=== REQUIREMENT ===
Pictures excluded, copy all of the data below exactly.

=== GIVEN RECORDS ===
------------------------------------------------------------
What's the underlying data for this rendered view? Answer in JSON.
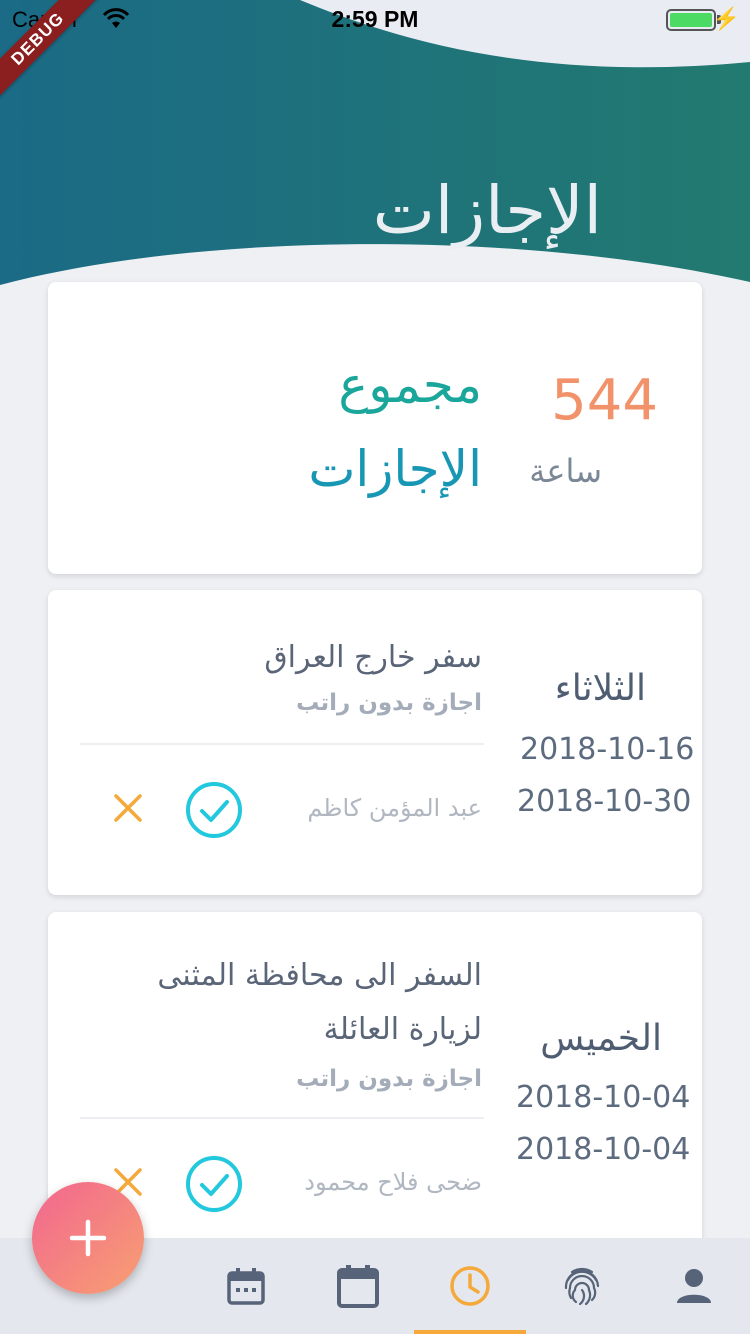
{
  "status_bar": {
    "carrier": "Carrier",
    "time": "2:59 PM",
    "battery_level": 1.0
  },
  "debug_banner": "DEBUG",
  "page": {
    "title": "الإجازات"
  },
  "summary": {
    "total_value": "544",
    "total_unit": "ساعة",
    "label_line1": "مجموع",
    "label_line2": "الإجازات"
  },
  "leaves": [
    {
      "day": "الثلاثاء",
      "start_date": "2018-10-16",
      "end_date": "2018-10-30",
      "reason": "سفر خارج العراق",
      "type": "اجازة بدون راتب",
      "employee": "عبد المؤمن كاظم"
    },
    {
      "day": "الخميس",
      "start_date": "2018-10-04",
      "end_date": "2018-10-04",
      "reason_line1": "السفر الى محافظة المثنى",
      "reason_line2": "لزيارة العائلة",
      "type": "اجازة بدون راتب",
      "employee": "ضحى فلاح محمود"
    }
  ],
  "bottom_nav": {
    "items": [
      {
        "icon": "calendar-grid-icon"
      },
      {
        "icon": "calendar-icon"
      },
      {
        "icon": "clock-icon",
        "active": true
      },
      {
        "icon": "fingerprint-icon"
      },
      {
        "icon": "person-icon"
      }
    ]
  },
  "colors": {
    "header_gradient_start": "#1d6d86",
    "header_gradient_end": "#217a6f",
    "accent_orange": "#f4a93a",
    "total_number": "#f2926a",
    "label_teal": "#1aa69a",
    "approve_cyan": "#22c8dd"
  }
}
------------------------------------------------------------
=== TASK RESPONSE ===
What's the underlying data for this rendered view? Answer in JSON.
{
  "status_bar": {
    "carrier": "Carrier",
    "time": "2:59 PM",
    "battery_level": 1.0
  },
  "debug_banner": "DEBUG",
  "page": {
    "title": "الإجازات"
  },
  "summary": {
    "total_value": "544",
    "total_unit": "ساعة",
    "label_line1": "مجموع",
    "label_line2": "الإجازات"
  },
  "leaves": [
    {
      "day": "الثلاثاء",
      "start_date": "2018-10-16",
      "end_date": "2018-10-30",
      "reason": "سفر خارج العراق",
      "type": "اجازة بدون راتب",
      "employee": "عبد المؤمن كاظم"
    },
    {
      "day": "الخميس",
      "start_date": "2018-10-04",
      "end_date": "2018-10-04",
      "reason_line1": "السفر الى محافظة المثنى",
      "reason_line2": "لزيارة العائلة",
      "type": "اجازة بدون راتب",
      "employee": "ضحى فلاح محمود"
    }
  ],
  "bottom_nav": {
    "items": [
      {
        "icon": "calendar-grid-icon"
      },
      {
        "icon": "calendar-icon"
      },
      {
        "icon": "clock-icon",
        "active": true
      },
      {
        "icon": "fingerprint-icon"
      },
      {
        "icon": "person-icon"
      }
    ]
  },
  "colors": {
    "header_gradient_start": "#1d6d86",
    "header_gradient_end": "#217a6f",
    "accent_orange": "#f4a93a",
    "total_number": "#f2926a",
    "label_teal": "#1aa69a",
    "approve_cyan": "#22c8dd"
  }
}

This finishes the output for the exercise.